Each record must be retyped in full. No character may differ.
=======
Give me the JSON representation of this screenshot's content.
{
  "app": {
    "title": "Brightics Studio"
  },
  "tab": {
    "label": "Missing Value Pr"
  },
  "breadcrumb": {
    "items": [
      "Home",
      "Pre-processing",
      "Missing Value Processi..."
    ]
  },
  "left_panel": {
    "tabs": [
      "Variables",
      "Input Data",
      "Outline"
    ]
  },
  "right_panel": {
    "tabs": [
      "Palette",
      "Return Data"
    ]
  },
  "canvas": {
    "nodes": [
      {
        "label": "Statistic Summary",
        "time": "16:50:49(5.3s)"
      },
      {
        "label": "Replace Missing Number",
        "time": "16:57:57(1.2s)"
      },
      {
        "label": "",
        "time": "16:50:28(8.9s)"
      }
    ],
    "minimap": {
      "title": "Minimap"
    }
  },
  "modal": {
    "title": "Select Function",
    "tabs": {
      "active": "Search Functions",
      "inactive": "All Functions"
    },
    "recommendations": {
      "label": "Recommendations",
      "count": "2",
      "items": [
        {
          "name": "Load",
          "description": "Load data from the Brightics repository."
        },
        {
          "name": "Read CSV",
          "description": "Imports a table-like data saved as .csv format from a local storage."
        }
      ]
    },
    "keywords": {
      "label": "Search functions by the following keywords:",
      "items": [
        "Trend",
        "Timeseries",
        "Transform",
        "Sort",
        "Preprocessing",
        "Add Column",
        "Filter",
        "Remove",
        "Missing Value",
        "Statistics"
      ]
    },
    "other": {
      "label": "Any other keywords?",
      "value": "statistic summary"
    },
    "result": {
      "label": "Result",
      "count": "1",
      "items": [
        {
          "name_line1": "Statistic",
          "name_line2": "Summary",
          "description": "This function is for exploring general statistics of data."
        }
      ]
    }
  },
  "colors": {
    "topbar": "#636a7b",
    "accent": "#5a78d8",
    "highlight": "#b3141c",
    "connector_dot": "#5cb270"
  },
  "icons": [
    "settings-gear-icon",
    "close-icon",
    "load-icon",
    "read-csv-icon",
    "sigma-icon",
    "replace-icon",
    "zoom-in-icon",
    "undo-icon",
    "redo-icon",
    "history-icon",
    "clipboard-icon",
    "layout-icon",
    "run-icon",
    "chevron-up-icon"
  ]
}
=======
(Your response):
Give me the JSON representation of this screenshot's content.
{
  "app": {
    "title": "Brightics Studio"
  },
  "tab": {
    "label": "Missing Value Pr"
  },
  "breadcrumb": {
    "items": [
      "Home",
      "Pre-processing",
      "Missing Value Processi..."
    ]
  },
  "left_panel": {
    "tabs": [
      "Variables",
      "Input Data",
      "Outline"
    ]
  },
  "right_panel": {
    "tabs": [
      "Palette",
      "Return Data"
    ]
  },
  "canvas": {
    "nodes": [
      {
        "label": "Statistic Summary",
        "time": "16:50:49(5.3s)"
      },
      {
        "label": "Replace Missing Number",
        "time": "16:57:57(1.2s)"
      },
      {
        "label": "",
        "time": "16:50:28(8.9s)"
      }
    ],
    "minimap": {
      "title": "Minimap"
    }
  },
  "modal": {
    "title": "Select Function",
    "tabs": {
      "active": "Search Functions",
      "inactive": "All Functions"
    },
    "recommendations": {
      "label": "Recommendations",
      "count": "2",
      "items": [
        {
          "name": "Load",
          "description": "Load data from the Brightics repository."
        },
        {
          "name": "Read CSV",
          "description": "Imports a table-like data saved as .csv format from a local storage."
        }
      ]
    },
    "keywords": {
      "label": "Search functions by the following keywords:",
      "items": [
        "Trend",
        "Timeseries",
        "Transform",
        "Sort",
        "Preprocessing",
        "Add Column",
        "Filter",
        "Remove",
        "Missing Value",
        "Statistics"
      ]
    },
    "other": {
      "label": "Any other keywords?",
      "value": "statistic summary"
    },
    "result": {
      "label": "Result",
      "count": "1",
      "items": [
        {
          "name_line1": "Statistic",
          "name_line2": "Summary",
          "description": "This function is for exploring general statistics of data."
        }
      ]
    }
  },
  "colors": {
    "topbar": "#636a7b",
    "accent": "#5a78d8",
    "highlight": "#b3141c",
    "connector_dot": "#5cb270"
  },
  "icons": [
    "settings-gear-icon",
    "close-icon",
    "load-icon",
    "read-csv-icon",
    "sigma-icon",
    "replace-icon",
    "zoom-in-icon",
    "undo-icon",
    "redo-icon",
    "history-icon",
    "clipboard-icon",
    "layout-icon",
    "run-icon",
    "chevron-up-icon"
  ]
}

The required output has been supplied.